Source material:
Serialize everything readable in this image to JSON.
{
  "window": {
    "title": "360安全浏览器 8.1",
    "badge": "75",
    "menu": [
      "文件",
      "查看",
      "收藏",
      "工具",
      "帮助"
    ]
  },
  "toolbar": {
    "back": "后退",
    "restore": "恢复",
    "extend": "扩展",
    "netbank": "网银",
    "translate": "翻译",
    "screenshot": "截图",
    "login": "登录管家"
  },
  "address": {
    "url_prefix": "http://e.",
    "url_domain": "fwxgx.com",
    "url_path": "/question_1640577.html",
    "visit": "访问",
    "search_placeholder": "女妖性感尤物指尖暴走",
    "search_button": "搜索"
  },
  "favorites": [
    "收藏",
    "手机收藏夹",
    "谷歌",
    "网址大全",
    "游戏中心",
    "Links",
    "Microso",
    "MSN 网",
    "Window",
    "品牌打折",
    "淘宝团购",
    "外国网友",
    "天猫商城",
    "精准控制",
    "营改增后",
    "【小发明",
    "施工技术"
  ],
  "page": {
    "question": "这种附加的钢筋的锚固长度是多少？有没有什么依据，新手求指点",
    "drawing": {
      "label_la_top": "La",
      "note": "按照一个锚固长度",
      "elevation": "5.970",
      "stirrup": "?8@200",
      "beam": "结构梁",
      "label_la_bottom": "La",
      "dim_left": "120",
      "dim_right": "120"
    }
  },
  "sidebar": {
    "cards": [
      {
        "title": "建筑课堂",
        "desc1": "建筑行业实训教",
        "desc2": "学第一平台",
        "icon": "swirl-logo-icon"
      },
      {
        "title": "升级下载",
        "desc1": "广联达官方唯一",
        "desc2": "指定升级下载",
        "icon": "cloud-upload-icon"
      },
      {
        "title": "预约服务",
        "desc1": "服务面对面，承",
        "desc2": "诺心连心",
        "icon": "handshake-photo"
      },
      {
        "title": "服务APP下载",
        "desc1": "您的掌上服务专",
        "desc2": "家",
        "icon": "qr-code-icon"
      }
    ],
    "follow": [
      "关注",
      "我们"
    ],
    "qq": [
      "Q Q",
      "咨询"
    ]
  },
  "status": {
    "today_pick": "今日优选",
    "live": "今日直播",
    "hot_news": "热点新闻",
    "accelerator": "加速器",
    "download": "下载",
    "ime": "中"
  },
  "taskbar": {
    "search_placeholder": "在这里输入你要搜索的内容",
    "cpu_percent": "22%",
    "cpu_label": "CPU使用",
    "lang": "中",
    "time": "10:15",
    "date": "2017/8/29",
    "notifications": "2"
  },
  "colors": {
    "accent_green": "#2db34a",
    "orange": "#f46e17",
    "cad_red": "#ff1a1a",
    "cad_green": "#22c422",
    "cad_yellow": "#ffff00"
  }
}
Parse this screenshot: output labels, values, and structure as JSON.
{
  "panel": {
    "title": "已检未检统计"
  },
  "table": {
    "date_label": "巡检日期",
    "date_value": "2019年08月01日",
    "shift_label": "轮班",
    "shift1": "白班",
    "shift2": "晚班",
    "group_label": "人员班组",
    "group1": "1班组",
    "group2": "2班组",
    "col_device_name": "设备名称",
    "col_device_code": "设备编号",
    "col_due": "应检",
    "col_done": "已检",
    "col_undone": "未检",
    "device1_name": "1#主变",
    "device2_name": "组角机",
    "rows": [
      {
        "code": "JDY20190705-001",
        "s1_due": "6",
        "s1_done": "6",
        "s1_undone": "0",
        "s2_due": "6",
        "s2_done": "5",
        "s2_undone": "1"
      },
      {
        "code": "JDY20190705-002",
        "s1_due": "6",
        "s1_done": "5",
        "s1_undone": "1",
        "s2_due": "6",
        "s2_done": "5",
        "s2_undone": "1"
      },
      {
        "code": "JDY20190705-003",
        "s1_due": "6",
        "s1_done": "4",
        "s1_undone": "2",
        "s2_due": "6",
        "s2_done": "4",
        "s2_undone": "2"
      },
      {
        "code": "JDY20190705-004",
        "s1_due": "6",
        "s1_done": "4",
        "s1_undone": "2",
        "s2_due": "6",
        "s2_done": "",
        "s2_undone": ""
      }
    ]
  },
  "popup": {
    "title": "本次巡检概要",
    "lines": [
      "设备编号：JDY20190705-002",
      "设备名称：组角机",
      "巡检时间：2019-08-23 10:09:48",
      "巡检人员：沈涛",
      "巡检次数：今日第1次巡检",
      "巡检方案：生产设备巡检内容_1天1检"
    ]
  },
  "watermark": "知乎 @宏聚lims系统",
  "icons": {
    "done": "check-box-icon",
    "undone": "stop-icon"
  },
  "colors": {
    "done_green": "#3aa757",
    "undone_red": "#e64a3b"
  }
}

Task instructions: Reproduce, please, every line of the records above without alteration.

Problem solution:
Serialize everything readable in this image to JSON.
{
  "window": {
    "title": "360安全浏览器 8.1",
    "badge": "75",
    "menu": [
      "文件",
      "查看",
      "收藏",
      "工具",
      "帮助"
    ]
  },
  "toolbar": {
    "back": "后退",
    "restore": "恢复",
    "extend": "扩展",
    "netbank": "网银",
    "translate": "翻译",
    "screenshot": "截图",
    "login": "登录管家"
  },
  "address": {
    "url_prefix": "http://e.",
    "url_domain": "fwxgx.com",
    "url_path": "/question_1640577.html",
    "visit": "访问",
    "search_placeholder": "女妖性感尤物指尖暴走",
    "search_button": "搜索"
  },
  "favorites": [
    "收藏",
    "手机收藏夹",
    "谷歌",
    "网址大全",
    "游戏中心",
    "Links",
    "Microso",
    "MSN 网",
    "Window",
    "品牌打折",
    "淘宝团购",
    "外国网友",
    "天猫商城",
    "精准控制",
    "营改增后",
    "【小发明",
    "施工技术"
  ],
  "page": {
    "question": "这种附加的钢筋的锚固长度是多少？有没有什么依据，新手求指点",
    "drawing": {
      "label_la_top": "La",
      "note": "按照一个锚固长度",
      "elevation": "5.970",
      "stirrup": "?8@200",
      "beam": "结构梁",
      "label_la_bottom": "La",
      "dim_left": "120",
      "dim_right": "120"
    }
  },
  "sidebar": {
    "cards": [
      {
        "title": "建筑课堂",
        "desc1": "建筑行业实训教",
        "desc2": "学第一平台",
        "icon": "swirl-logo-icon"
      },
      {
        "title": "升级下载",
        "desc1": "广联达官方唯一",
        "desc2": "指定升级下载",
        "icon": "cloud-upload-icon"
      },
      {
        "title": "预约服务",
        "desc1": "服务面对面，承",
        "desc2": "诺心连心",
        "icon": "handshake-photo"
      },
      {
        "title": "服务APP下载",
        "desc1": "您的掌上服务专",
        "desc2": "家",
        "icon": "qr-code-icon"
      }
    ],
    "follow": [
      "关注",
      "我们"
    ],
    "qq": [
      "Q Q",
      "咨询"
    ]
  },
  "status": {
    "today_pick": "今日优选",
    "live": "今日直播",
    "hot_news": "热点新闻",
    "accelerator": "加速器",
    "download": "下载",
    "ime": "中"
  },
  "taskbar": {
    "search_placeholder": "在这里输入你要搜索的内容",
    "cpu_percent": "22%",
    "cpu_label": "CPU使用",
    "lang": "中",
    "time": "10:15",
    "date": "2017/8/29",
    "notifications": "2"
  },
  "colors": {
    "accent_green": "#2db34a",
    "orange": "#f46e17",
    "cad_red": "#ff1a1a",
    "cad_green": "#22c422",
    "cad_yellow": "#ffff00"
  }
}
Parse this screenshot: output labels, values, and structure as JSON.
{
  "panel": {
    "title": "已检未检统计"
  },
  "table": {
    "date_label": "巡检日期",
    "date_value": "2019年08月01日",
    "shift_label": "轮班",
    "shift1": "白班",
    "shift2": "晚班",
    "group_label": "人员班组",
    "group1": "1班组",
    "group2": "2班组",
    "col_device_name": "设备名称",
    "col_device_code": "设备编号",
    "col_due": "应检",
    "col_done": "已检",
    "col_undone": "未检",
    "device1_name": "1#主变",
    "device2_name": "组角机",
    "rows": [
      {
        "code": "JDY20190705-001",
        "s1_due": "6",
        "s1_done": "6",
        "s1_undone": "0",
        "s2_due": "6",
        "s2_done": "5",
        "s2_undone": "1"
      },
      {
        "code": "JDY20190705-002",
        "s1_due": "6",
        "s1_done": "5",
        "s1_undone": "1",
        "s2_due": "6",
        "s2_done": "5",
        "s2_undone": "1"
      },
      {
        "code": "JDY20190705-003",
        "s1_due": "6",
        "s1_done": "4",
        "s1_undone": "2",
        "s2_due": "6",
        "s2_done": "4",
        "s2_undone": "2"
      },
      {
        "code": "JDY20190705-004",
        "s1_due": "6",
        "s1_done": "4",
        "s1_undone": "2",
        "s2_due": "6",
        "s2_done": "",
        "s2_undone": ""
      }
    ]
  },
  "popup": {
    "title": "本次巡检概要",
    "lines": [
      "设备编号：JDY20190705-002",
      "设备名称：组角机",
      "巡检时间：2019-08-23 10:09:48",
      "巡检人员：沈涛",
      "巡检次数：今日第1次巡检",
      "巡检方案：生产设备巡检内容_1天1检"
    ]
  },
  "watermark": "知乎 @宏聚lims系统",
  "icons": {
    "done": "check-box-icon",
    "undone": "stop-icon"
  },
  "colors": {
    "done_green": "#3aa757",
    "undone_red": "#e64a3b"
  }
}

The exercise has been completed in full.